As outlined above, the primary treatment of BPVC primarily relates to reassuring the family of the benign, self-limiting nature of the disease. Once this is understood, most families are happy to cope with the individual episodes and do not request any additional treatment. Beyond reassurance, a conservative treatment, if deemed necessary, would include eliminating factors that trigger a crisis, similar to migraine. Parents may be able to identify such triggers including poor or irregular sleep, intake of certain foods, and stress. In the uncommon situation where attacks are frequent and disabling, a pharmacological approach can be entertained. In children, this typically begins with magnesium replacement followed by prophylactic medications, in keeping with the pharmacological management of more classic migraine. Vestibular suppressants and abortive migraine medications are not helpful in the setting of BPVC because of the short duration of symptoms. In general, the threshold for pharmacological treatment in children is higher than in adults, and in the setting of BPVC, most clinicians find pharmacological treatment unnecessary. If the attacks of vertigo are so severe or frequent to warrant pharmacologic treatment, the clinician may wish to reconsider the diagnosis of BPVC and expand the diagnostic work-up.
4.9 Associated Conditions
Included in section 1.3.3 in the International Classification of Headaches under the umbrella of “Childhood periodic syndromes that are common precursors of migraine” is abdominal migraine. This condition is characterized by recurrent episodic attacks of vomiting, intense nausea associated with pallor and lethargy, as well as midline, moderate to severe intensity abdominal pain. These attacks last 1–72 h with normality between episodes .
In addition to abdominal migraine, although not formally defined in the International Classification of Headaches, many authors suggest that benign paroxysmal torticollis of infancy is a migraine-related disorder [25, 26]. It is clinically characterized as a self-limiting condition, in which the child typically wakes in the morning with direction-varying head tilt lasting anywhere from a few hours to many days, with nighttime relief. Symptoms present typically within the first few months of life and resolve by age 3–4 years. Recently, paroxysmal torticollis, like BPVC, has been associated with gross and fine motor delay . Children with abdominal migraine or benign paroxysmal torticollis of infancy may go on to develop BPVC and/or more classic migraine.
4.10 Other Diagnoses in the Differential

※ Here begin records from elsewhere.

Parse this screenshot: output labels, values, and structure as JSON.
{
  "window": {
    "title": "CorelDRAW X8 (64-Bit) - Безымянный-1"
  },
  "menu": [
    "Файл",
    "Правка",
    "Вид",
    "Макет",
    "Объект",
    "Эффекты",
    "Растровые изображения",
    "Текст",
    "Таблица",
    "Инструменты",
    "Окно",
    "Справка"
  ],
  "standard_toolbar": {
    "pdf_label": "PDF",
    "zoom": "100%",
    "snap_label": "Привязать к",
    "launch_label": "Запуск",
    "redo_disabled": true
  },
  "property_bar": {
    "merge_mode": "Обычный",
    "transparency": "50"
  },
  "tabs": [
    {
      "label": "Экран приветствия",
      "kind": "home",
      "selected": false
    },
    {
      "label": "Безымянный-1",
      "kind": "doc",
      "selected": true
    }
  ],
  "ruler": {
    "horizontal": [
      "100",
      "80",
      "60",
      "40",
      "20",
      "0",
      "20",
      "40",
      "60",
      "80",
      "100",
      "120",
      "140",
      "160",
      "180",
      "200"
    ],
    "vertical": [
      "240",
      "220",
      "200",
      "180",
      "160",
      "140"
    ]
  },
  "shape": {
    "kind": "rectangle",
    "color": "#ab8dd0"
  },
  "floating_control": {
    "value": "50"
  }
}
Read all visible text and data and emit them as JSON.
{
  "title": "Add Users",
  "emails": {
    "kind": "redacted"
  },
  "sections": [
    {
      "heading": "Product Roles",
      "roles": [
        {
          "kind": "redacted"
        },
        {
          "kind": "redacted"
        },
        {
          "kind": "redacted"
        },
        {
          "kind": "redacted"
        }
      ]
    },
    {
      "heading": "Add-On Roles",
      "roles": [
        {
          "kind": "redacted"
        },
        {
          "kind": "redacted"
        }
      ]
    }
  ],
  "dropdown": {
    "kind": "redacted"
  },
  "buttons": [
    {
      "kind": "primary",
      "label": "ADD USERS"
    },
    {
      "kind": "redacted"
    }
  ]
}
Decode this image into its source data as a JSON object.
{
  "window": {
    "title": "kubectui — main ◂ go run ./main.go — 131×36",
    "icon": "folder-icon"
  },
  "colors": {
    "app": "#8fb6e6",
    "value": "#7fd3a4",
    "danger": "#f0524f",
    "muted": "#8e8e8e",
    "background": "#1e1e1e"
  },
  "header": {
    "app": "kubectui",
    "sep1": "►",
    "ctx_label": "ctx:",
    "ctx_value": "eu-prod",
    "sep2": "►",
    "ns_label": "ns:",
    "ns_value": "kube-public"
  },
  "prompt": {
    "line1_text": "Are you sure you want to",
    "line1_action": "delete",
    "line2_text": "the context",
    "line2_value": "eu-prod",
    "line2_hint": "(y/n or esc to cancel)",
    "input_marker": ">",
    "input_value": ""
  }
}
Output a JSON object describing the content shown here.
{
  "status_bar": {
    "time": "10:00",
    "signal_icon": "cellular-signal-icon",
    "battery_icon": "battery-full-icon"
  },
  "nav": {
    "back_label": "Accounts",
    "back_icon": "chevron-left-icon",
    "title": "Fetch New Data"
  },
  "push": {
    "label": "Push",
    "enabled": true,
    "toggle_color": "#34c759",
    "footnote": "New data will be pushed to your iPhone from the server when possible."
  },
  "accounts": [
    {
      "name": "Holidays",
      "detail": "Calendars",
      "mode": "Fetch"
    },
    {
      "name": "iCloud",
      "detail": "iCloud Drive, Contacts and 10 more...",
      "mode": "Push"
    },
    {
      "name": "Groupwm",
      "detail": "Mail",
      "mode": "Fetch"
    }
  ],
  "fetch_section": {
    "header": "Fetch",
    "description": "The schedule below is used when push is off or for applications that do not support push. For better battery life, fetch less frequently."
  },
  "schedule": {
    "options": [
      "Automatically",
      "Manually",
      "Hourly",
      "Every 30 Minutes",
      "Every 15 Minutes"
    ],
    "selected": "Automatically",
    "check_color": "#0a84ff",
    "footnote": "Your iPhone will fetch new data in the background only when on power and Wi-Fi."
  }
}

While there is a lengthy differential for the presentation of vertigo in children, those diagnoses that mimic BPVC are few. The following discussion will be limited to those conditions that are most frequently confused with BPVC.